110817_diseasedcoral.grid-10x2A strange new menace has joined the long list of threats to corals, the tiny reef-building animals that create important habitat in our oceans.

A bacterium that attacks humans is also killing off a species of coral in the Caribbean, elkhorn coral, according to researchers who proved the link by infecting fragments of the coral with bacteria from human sewage.

"This is quite an unusual discovery. It is the first time ever that a human disease has been shown to kill an invertebrate," said University of Georgia professor James Porter, one of the study researchers. "This is unusual because we humans usually get disease from wildlife, and this is the other way around."

In humans, the pathogen Serratia marcescens is opportunistic, causing respiratory, wound and urinary tract infections. In coral, it causes a disease Porter and colleagues have dubbed "white pox" for the white scars that appear on infected elkhorn coral. These scars appear where the coral's living tissue has disappeared, leaving only its skeleton.

The Chronicle | Link to original
This was to be the year Toowoomba's taps were to flow with recycled wastewater, but the people would not let that happen.

At a poll on July 29, 2006, with the world watching, the city rejected the controversial scheme.

It voted 62% against recycling 25% of its water from its own sewage.

A city that had endured years of drought – and would have to endure many more – pinned its hopes on three other options.

They were expensive, unproven and over time most fell by the wayside.

One of those though, the pipeline from Wivenhoe Dam to Toowoomba, became a reality in January 2010, at a construction cost of $187 million.

The bill to ratepayers – $112 million.

World Environmental News | Link to original
monsanto-skullSignificant levels of the world's most-used herbicide have been detected in air and water samples from two U.S. farm states, government scientists said on Wednesday, in groundbreaking research on the active ingredient in Monsanto Co's Roundup.

"It is out there in significant levels. It is out there consistently," said Paul Capel, environmental chemist and head of the agricultural chemicals team at the U.S. Geological Survey Office, part of the U.S. Department of Interior.

Capel said more tests were needed to determine how harmful the chemical, glyphosate, might be to people and animals.

The study comes on the heels of several others released recently that raise concerns about the rise of resistant "super weeds," and other unintended consequences of Roundup on soil and animals.

Aaron Lohr | This email address is being protected from spambots. You need JavaScript enabled to view it.
The Endocrine Society

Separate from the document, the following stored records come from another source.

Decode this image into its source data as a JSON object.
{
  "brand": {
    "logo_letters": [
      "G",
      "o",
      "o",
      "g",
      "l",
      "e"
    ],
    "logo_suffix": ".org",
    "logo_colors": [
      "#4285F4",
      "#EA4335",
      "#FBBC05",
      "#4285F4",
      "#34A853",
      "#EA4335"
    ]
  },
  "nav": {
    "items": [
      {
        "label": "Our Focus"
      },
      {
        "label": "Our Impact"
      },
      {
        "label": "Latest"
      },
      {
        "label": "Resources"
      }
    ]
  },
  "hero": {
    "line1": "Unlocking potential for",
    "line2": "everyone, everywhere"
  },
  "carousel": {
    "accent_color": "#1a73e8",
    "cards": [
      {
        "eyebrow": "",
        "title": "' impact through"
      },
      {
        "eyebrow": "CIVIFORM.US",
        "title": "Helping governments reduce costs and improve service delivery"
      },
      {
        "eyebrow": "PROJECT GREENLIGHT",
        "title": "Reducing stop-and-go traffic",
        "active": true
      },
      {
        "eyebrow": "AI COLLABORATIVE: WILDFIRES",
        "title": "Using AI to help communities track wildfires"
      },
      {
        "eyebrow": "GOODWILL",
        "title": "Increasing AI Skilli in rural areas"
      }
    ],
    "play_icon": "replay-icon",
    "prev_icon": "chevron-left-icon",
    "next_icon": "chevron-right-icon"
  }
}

Male fish that used to be feminized after chemicals, such as the pharmaceutical ethinylestradiol, made it through the Boulder, Colo., Wastewater Treatment Plant and into Boulder Creek, are taking longer to become feminized after a plant upgrade to an activated sludge process, according to a new study. The results will be presented Sunday at The Endocrine Society's 92nd Annual Meeting in San Diego.

Although the levels of the chemicals that the fish swam in were very low even before the upgrade, the chemicals are endocrine disrupters. They mimic estrogen and may disrupt the endocrine (hormone) system of both animals and humans, said the study's principal investigator, David Norris, PhD, an integrative physiology professor at the University of Colorado at Boulder.

Norris' team reported in 2006 that native male fish in Boulder Creek decreased in numbers with respect to females and numerous intersex fish were found downstream of the wastewater treatment plant. After a technology upgrade to the wastewater treatment plant in 2008, the reproductive disruption in the fish was far less pronounced. However, Norris said the study results should still concern people.

"The fish are a wake-up call," Norris said. "Our bodies and those of the much more sensitive human fetus are being exposed everyday to a variety of chemicals that are capable of altering not only our development and physiology but that of future generations as well."